Assignment:
Return every line of the entries that includes the word "comment".

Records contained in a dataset
↓↓↓

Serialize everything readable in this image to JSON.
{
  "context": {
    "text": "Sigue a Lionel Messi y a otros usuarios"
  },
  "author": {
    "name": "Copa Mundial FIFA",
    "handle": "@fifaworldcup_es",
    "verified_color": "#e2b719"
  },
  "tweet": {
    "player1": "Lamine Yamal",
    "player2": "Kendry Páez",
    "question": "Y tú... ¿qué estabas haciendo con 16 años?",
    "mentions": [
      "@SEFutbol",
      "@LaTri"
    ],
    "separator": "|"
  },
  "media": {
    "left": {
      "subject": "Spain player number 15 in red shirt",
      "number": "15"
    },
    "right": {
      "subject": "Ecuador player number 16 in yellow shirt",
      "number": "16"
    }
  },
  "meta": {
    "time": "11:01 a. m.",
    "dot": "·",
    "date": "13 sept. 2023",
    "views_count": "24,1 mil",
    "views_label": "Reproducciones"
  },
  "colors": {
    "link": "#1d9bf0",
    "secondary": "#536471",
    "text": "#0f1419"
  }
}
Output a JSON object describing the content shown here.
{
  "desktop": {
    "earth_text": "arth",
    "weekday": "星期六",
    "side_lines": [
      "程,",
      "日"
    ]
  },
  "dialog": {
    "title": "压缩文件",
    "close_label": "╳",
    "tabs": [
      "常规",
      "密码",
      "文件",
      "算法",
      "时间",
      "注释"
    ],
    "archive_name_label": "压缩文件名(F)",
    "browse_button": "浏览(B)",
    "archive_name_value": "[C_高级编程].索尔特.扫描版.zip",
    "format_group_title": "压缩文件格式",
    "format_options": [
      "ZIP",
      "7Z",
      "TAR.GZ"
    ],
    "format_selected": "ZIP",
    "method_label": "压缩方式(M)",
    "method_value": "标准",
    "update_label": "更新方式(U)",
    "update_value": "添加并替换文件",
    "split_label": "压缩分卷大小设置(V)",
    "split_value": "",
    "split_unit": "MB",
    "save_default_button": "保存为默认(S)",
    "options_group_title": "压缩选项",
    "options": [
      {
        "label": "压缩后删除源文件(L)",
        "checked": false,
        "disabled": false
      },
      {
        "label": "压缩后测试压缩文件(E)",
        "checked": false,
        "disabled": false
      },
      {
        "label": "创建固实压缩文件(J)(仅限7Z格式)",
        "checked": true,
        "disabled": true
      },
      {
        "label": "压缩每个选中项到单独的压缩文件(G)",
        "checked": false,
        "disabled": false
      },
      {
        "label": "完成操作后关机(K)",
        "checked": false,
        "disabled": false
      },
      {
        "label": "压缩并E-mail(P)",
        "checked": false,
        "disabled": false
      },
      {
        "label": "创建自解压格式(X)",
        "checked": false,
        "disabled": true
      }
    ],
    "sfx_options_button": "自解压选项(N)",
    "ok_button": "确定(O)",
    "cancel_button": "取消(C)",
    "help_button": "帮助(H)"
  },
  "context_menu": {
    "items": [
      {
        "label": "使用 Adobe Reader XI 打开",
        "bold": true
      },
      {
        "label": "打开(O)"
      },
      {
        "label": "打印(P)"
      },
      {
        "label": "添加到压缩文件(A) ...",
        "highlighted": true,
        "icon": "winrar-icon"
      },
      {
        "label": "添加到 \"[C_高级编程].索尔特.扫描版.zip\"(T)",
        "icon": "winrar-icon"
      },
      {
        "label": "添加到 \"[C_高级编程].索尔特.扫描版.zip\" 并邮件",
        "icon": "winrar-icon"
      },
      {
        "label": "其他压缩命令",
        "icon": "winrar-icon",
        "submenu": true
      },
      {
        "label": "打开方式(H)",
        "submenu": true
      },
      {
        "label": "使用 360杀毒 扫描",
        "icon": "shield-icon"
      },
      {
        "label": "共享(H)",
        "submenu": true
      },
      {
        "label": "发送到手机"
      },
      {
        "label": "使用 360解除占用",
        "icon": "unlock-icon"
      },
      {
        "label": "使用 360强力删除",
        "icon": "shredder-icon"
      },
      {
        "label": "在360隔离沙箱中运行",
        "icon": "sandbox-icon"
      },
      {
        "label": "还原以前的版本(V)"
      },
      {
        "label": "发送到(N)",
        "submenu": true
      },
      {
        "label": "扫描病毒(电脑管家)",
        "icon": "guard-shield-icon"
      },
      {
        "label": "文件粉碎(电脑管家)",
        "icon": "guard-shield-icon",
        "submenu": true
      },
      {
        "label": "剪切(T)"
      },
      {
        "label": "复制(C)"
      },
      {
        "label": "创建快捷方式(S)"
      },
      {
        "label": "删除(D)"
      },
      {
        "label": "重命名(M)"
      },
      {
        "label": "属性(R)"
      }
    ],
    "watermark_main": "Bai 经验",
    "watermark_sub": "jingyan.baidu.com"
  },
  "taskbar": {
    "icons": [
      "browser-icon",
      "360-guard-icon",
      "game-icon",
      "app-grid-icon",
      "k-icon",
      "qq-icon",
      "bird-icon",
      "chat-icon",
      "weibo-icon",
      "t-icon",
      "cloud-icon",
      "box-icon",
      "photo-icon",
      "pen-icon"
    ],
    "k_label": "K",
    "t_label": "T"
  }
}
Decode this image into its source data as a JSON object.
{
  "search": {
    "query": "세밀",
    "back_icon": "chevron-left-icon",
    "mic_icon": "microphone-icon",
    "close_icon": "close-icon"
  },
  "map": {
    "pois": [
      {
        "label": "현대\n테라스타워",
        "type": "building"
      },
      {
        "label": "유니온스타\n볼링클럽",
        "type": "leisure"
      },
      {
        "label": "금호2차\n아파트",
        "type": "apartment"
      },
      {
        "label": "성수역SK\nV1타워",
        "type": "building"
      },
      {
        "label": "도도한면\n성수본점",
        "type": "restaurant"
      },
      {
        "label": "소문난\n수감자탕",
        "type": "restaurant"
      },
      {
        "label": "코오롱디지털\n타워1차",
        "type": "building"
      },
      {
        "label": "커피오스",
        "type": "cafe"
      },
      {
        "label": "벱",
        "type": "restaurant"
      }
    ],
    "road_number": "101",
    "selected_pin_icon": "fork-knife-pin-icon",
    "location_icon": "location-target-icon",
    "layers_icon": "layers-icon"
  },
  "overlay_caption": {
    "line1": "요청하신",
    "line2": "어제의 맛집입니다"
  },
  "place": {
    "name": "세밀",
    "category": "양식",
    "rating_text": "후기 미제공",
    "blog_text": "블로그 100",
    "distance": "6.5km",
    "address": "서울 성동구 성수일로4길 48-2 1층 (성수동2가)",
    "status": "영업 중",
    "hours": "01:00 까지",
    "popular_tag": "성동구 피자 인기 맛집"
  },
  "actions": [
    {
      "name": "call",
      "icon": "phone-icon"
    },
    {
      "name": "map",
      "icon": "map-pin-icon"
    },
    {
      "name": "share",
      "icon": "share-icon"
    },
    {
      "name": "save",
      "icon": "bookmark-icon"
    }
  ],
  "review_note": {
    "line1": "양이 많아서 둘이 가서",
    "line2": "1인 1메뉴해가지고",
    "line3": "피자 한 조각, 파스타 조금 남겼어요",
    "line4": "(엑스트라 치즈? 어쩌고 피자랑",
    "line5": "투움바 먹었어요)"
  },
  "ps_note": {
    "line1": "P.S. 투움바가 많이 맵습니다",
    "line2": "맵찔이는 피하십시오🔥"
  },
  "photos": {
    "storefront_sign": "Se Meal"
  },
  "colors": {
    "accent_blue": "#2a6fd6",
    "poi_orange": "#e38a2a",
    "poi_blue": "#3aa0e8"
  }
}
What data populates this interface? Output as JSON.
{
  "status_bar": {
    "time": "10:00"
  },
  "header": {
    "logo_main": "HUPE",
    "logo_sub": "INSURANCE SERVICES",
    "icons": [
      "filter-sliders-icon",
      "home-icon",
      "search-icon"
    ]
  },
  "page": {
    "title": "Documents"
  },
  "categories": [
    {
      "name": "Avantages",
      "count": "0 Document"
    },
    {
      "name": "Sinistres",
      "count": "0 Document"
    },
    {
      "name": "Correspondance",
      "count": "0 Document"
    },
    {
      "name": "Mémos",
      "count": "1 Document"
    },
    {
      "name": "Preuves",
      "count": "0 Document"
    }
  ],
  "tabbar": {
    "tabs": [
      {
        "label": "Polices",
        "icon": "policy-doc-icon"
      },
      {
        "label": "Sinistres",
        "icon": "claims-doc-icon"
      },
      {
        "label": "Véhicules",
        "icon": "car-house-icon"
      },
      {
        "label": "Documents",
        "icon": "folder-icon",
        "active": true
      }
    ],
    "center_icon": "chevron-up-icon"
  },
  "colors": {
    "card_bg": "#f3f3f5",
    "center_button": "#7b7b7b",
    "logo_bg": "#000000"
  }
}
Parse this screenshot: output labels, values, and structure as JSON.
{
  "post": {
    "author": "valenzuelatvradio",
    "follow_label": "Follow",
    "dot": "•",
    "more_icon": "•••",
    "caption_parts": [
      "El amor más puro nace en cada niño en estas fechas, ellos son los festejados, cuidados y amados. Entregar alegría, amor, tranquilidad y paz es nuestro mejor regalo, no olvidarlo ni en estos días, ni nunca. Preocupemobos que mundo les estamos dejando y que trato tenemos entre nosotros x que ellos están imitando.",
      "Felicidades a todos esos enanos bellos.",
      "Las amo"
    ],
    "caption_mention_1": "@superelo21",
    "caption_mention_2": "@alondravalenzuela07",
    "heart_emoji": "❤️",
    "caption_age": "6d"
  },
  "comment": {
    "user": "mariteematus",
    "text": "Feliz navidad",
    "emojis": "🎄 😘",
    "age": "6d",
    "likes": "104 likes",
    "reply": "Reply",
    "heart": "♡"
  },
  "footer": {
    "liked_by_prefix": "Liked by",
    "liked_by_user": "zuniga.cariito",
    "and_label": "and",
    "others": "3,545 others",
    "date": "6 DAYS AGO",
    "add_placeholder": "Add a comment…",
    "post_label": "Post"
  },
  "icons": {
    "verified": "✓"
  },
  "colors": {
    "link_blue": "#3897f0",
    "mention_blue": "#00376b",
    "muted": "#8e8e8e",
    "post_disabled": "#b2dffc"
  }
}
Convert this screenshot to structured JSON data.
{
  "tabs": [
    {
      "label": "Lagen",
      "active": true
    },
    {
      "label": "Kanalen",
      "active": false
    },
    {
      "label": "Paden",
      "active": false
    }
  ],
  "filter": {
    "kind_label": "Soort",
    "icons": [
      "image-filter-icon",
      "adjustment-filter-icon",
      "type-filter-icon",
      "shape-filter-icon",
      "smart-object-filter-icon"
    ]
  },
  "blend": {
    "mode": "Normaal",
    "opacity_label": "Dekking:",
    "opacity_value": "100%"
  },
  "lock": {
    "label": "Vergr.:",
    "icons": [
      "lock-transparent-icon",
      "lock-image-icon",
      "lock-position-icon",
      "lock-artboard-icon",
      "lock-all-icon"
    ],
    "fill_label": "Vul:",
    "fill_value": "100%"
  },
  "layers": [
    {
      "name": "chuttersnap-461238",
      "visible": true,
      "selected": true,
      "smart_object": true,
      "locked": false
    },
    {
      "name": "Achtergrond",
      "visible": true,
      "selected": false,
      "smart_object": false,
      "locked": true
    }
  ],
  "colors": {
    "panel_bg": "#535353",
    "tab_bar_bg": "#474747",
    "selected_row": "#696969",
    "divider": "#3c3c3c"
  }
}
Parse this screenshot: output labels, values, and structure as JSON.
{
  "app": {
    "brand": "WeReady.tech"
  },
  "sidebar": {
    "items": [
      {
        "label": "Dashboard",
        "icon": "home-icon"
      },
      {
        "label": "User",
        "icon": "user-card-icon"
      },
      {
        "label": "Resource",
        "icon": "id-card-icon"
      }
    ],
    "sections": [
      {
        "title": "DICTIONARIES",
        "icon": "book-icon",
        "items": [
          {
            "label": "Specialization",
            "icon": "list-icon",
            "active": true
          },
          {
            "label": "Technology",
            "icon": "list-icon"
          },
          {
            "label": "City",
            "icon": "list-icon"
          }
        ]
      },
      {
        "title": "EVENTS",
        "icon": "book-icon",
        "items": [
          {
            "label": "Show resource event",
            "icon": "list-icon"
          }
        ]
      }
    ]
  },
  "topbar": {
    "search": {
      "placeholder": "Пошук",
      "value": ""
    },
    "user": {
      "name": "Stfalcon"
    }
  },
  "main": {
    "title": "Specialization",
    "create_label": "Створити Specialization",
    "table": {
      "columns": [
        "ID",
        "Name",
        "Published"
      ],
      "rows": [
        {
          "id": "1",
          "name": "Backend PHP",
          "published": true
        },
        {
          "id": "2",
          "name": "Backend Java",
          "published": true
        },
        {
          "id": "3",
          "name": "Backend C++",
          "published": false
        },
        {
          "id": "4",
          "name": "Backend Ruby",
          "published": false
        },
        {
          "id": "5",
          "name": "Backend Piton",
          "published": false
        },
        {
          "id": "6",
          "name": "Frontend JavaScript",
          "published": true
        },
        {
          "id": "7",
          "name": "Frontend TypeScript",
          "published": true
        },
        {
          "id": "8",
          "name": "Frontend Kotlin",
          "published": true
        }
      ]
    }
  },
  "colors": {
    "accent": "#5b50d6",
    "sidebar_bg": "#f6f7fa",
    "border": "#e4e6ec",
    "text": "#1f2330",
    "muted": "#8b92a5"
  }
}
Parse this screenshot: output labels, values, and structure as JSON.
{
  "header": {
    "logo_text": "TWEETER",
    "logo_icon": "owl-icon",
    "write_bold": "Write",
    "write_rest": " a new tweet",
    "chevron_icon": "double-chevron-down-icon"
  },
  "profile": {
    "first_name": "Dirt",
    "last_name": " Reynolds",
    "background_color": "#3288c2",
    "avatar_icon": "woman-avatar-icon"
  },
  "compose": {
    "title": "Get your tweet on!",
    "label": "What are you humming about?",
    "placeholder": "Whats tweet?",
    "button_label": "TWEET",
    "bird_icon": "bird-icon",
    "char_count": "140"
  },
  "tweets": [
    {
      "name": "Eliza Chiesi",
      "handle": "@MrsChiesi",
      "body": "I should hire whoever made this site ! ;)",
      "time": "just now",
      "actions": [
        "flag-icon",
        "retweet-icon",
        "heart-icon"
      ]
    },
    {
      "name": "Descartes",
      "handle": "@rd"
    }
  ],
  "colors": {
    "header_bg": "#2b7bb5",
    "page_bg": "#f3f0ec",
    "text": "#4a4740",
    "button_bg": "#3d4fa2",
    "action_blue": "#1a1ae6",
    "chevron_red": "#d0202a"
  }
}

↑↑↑

Task result:
  "comment": {
    "add_placeholder": "Add a comment…",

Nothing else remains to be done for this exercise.